**YOUR GOAL:** The expected response is the complete listing below, restated exactly, with its pictures omitted.

**DATA SHOWN:**
========================================

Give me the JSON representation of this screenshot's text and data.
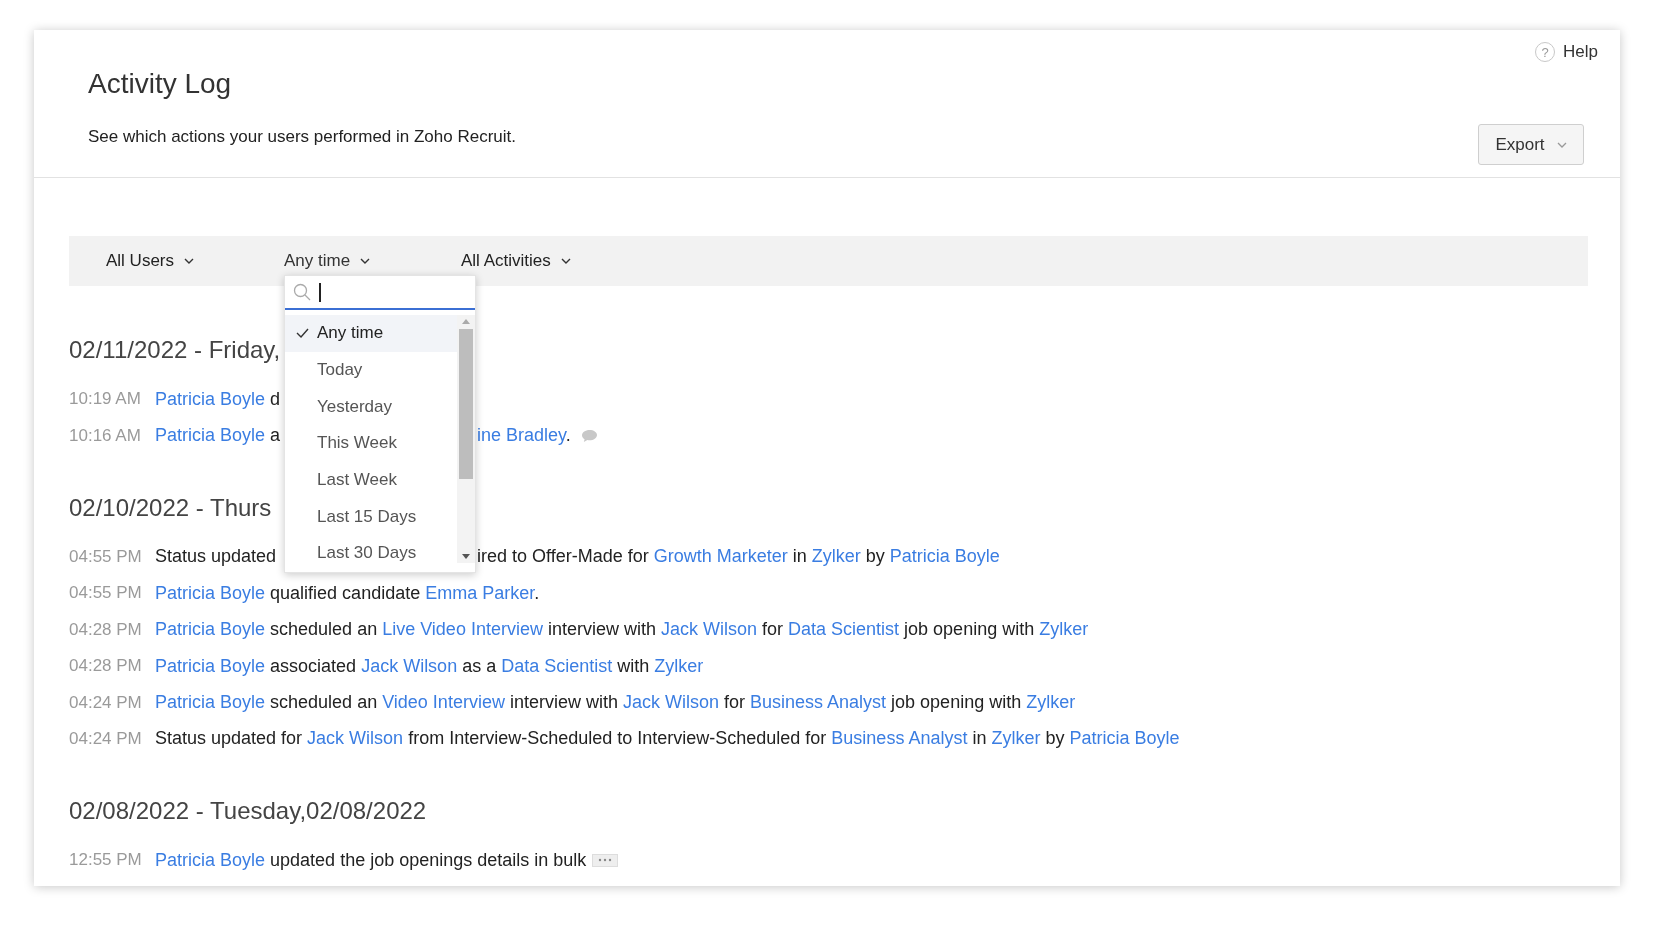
{
  "help": {
    "icon": "?",
    "label": "Help"
  },
  "header": {
    "title": "Activity Log",
    "subtitle": "See which actions your users performed in Zoho Recruit.",
    "export_button": "Export"
  },
  "filters": [
    {
      "label": "All Users",
      "open": false
    },
    {
      "label": "Any time",
      "open": true
    },
    {
      "label": "All Activities",
      "open": false
    }
  ],
  "time_dropdown": {
    "options": [
      {
        "label": "Any time",
        "selected": true
      },
      {
        "label": "Today",
        "selected": false
      },
      {
        "label": "Yesterday",
        "selected": false
      },
      {
        "label": "This Week",
        "selected": false
      },
      {
        "label": "Last Week",
        "selected": false
      },
      {
        "label": "Last 15 Days",
        "selected": false
      },
      {
        "label": "Last 30 Days",
        "selected": false
      }
    ]
  },
  "groups": [
    {
      "heading": "02/11/2022 - Friday,",
      "entries": [
        {
          "time": "10:19 AM",
          "parts": [
            {
              "kind": "link",
              "text": "Patricia Boyle"
            },
            {
              "kind": "text",
              "text": " d"
            }
          ]
        },
        {
          "time": "10:16 AM",
          "parts": [
            {
              "kind": "link",
              "text": "Patricia Boyle"
            },
            {
              "kind": "text",
              "text": " a"
            }
          ],
          "parts_right": [
            {
              "kind": "link",
              "text": "ine Bradley"
            },
            {
              "kind": "text",
              "text": "."
            }
          ],
          "comment": true
        }
      ]
    },
    {
      "heading": "02/10/2022 - Thurs",
      "entries": [
        {
          "time": "04:55 PM",
          "parts": [
            {
              "kind": "text",
              "text": "Status updated"
            }
          ],
          "parts_right": [
            {
              "kind": "text",
              "text": "ired to Offer-Made for "
            },
            {
              "kind": "link",
              "text": "Growth Marketer"
            },
            {
              "kind": "text",
              "text": " in "
            },
            {
              "kind": "link",
              "text": "Zylker"
            },
            {
              "kind": "text",
              "text": " by "
            },
            {
              "kind": "link",
              "text": "Patricia Boyle"
            }
          ]
        },
        {
          "time": "04:55 PM",
          "parts": [
            {
              "kind": "link",
              "text": "Patricia Boyle"
            },
            {
              "kind": "text",
              "text": " qualified candidate "
            },
            {
              "kind": "link",
              "text": "Emma Parker"
            },
            {
              "kind": "text",
              "text": "."
            }
          ]
        },
        {
          "time": "04:28 PM",
          "parts": [
            {
              "kind": "link",
              "text": "Patricia Boyle"
            },
            {
              "kind": "text",
              "text": " scheduled an "
            },
            {
              "kind": "link",
              "text": "Live Video Interview"
            },
            {
              "kind": "text",
              "text": " interview with "
            },
            {
              "kind": "link",
              "text": "Jack Wilson"
            },
            {
              "kind": "text",
              "text": " for "
            },
            {
              "kind": "link",
              "text": "Data Scientist"
            },
            {
              "kind": "text",
              "text": " job opening with "
            },
            {
              "kind": "link",
              "text": "Zylker"
            }
          ]
        },
        {
          "time": "04:28 PM",
          "parts": [
            {
              "kind": "link",
              "text": "Patricia Boyle"
            },
            {
              "kind": "text",
              "text": " associated "
            },
            {
              "kind": "link",
              "text": "Jack Wilson"
            },
            {
              "kind": "text",
              "text": " as a "
            },
            {
              "kind": "link",
              "text": "Data Scientist"
            },
            {
              "kind": "text",
              "text": " with "
            },
            {
              "kind": "link",
              "text": "Zylker"
            }
          ]
        },
        {
          "time": "04:24 PM",
          "parts": [
            {
              "kind": "link",
              "text": "Patricia Boyle"
            },
            {
              "kind": "text",
              "text": " scheduled an "
            },
            {
              "kind": "link",
              "text": "Video Interview"
            },
            {
              "kind": "text",
              "text": " interview with "
            },
            {
              "kind": "link",
              "text": "Jack Wilson"
            },
            {
              "kind": "text",
              "text": " for "
            },
            {
              "kind": "link",
              "text": "Business Analyst"
            },
            {
              "kind": "text",
              "text": " job opening with "
            },
            {
              "kind": "link",
              "text": "Zylker"
            }
          ]
        },
        {
          "time": "04:24 PM",
          "parts": [
            {
              "kind": "text",
              "text": "Status updated for "
            },
            {
              "kind": "link",
              "text": "Jack Wilson"
            },
            {
              "kind": "text",
              "text": " from Interview-Scheduled to Interview-Scheduled for "
            },
            {
              "kind": "link",
              "text": "Business Analyst"
            },
            {
              "kind": "text",
              "text": " in "
            },
            {
              "kind": "link",
              "text": "Zylker"
            },
            {
              "kind": "text",
              "text": " by "
            },
            {
              "kind": "link",
              "text": "Patricia Boyle"
            }
          ]
        }
      ]
    },
    {
      "heading": "02/08/2022 - Tuesday,02/08/2022",
      "entries": [
        {
          "time": "12:55 PM",
          "parts": [
            {
              "kind": "link",
              "text": "Patricia Boyle"
            },
            {
              "kind": "text",
              "text": " updated the job openings details in bulk"
            }
          ],
          "more": true
        }
      ]
    }
  ]
}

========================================

**ANSWER BELOW:**
Give me the JSON representation of this screenshot's text and data.
{
  "help": {
    "icon": "?",
    "label": "Help"
  },
  "header": {
    "title": "Activity Log",
    "subtitle": "See which actions your users performed in Zoho Recruit.",
    "export_button": "Export"
  },
  "filters": [
    {
      "label": "All Users",
      "open": false
    },
    {
      "label": "Any time",
      "open": true
    },
    {
      "label": "All Activities",
      "open": false
    }
  ],
  "time_dropdown": {
    "options": [
      {
        "label": "Any time",
        "selected": true
      },
      {
        "label": "Today",
        "selected": false
      },
      {
        "label": "Yesterday",
        "selected": false
      },
      {
        "label": "This Week",
        "selected": false
      },
      {
        "label": "Last Week",
        "selected": false
      },
      {
        "label": "Last 15 Days",
        "selected": false
      },
      {
        "label": "Last 30 Days",
        "selected": false
      }
    ]
  },
  "groups": [
    {
      "heading": "02/11/2022 - Friday,",
      "entries": [
        {
          "time": "10:19 AM",
          "parts": [
            {
              "kind": "link",
              "text": "Patricia Boyle"
            },
            {
              "kind": "text",
              "text": " d"
            }
          ]
        },
        {
          "time": "10:16 AM",
          "parts": [
            {
              "kind": "link",
              "text": "Patricia Boyle"
            },
            {
              "kind": "text",
              "text": " a"
            }
          ],
          "parts_right": [
            {
              "kind": "link",
              "text": "ine Bradley"
            },
            {
              "kind": "text",
              "text": "."
            }
          ],
          "comment": true
        }
      ]
    },
    {
      "heading": "02/10/2022 - Thurs",
      "entries": [
        {
          "time": "04:55 PM",
          "parts": [
            {
              "kind": "text",
              "text": "Status updated"
            }
          ],
          "parts_right": [
            {
              "kind": "text",
              "text": "ired to Offer-Made for "
            },
            {
              "kind": "link",
              "text": "Growth Marketer"
            },
            {
              "kind": "text",
              "text": " in "
            },
            {
              "kind": "link",
              "text": "Zylker"
            },
            {
              "kind": "text",
              "text": " by "
            },
            {
              "kind": "link",
              "text": "Patricia Boyle"
            }
          ]
        },
        {
          "time": "04:55 PM",
          "parts": [
            {
              "kind": "link",
              "text": "Patricia Boyle"
            },
            {
              "kind": "text",
              "text": " qualified candidate "
            },
            {
              "kind": "link",
              "text": "Emma Parker"
            },
            {
              "kind": "text",
              "text": "."
            }
          ]
        },
        {
          "time": "04:28 PM",
          "parts": [
            {
              "kind": "link",
              "text": "Patricia Boyle"
            },
            {
              "kind": "text",
              "text": " scheduled an "
            },
            {
              "kind": "link",
              "text": "Live Video Interview"
            },
            {
              "kind": "text",
              "text": " interview with "
            },
            {
              "kind": "link",
              "text": "Jack Wilson"
            },
            {
              "kind": "text",
              "text": " for "
            },
            {
              "kind": "link",
              "text": "Data Scientist"
            },
            {
              "kind": "text",
              "text": " job opening with "
            },
            {
              "kind": "link",
              "text": "Zylker"
            }
          ]
        },
        {
          "time": "04:28 PM",
          "parts": [
            {
              "kind": "link",
              "text": "Patricia Boyle"
            },
            {
              "kind": "text",
              "text": " associated "
            },
            {
              "kind": "link",
              "text": "Jack Wilson"
            },
            {
              "kind": "text",
              "text": " as a "
            },
            {
              "kind": "link",
              "text": "Data Scientist"
            },
            {
              "kind": "text",
              "text": " with "
            },
            {
              "kind": "link",
              "text": "Zylker"
            }
          ]
        },
        {
          "time": "04:24 PM",
          "parts": [
            {
              "kind": "link",
              "text": "Patricia Boyle"
            },
            {
              "kind": "text",
              "text": " scheduled an "
            },
            {
              "kind": "link",
              "text": "Video Interview"
            },
            {
              "kind": "text",
              "text": " interview with "
            },
            {
              "kind": "link",
              "text": "Jack Wilson"
            },
            {
              "kind": "text",
              "text": " for "
            },
            {
              "kind": "link",
              "text": "Business Analyst"
            },
            {
              "kind": "text",
              "text": " job opening with "
            },
            {
              "kind": "link",
              "text": "Zylker"
            }
          ]
        },
        {
          "time": "04:24 PM",
          "parts": [
            {
              "kind": "text",
              "text": "Status updated for "
            },
            {
              "kind": "link",
              "text": "Jack Wilson"
            },
            {
              "kind": "text",
              "text": " from Interview-Scheduled to Interview-Scheduled for "
            },
            {
              "kind": "link",
              "text": "Business Analyst"
            },
            {
              "kind": "text",
              "text": " in "
            },
            {
              "kind": "link",
              "text": "Zylker"
            },
            {
              "kind": "text",
              "text": " by "
            },
            {
              "kind": "link",
              "text": "Patricia Boyle"
            }
          ]
        }
      ]
    },
    {
      "heading": "02/08/2022 - Tuesday,02/08/2022",
      "entries": [
        {
          "time": "12:55 PM",
          "parts": [
            {
              "kind": "link",
              "text": "Patricia Boyle"
            },
            {
              "kind": "text",
              "text": " updated the job openings details in bulk"
            }
          ],
          "more": true
        }
      ]
    }
  ]
}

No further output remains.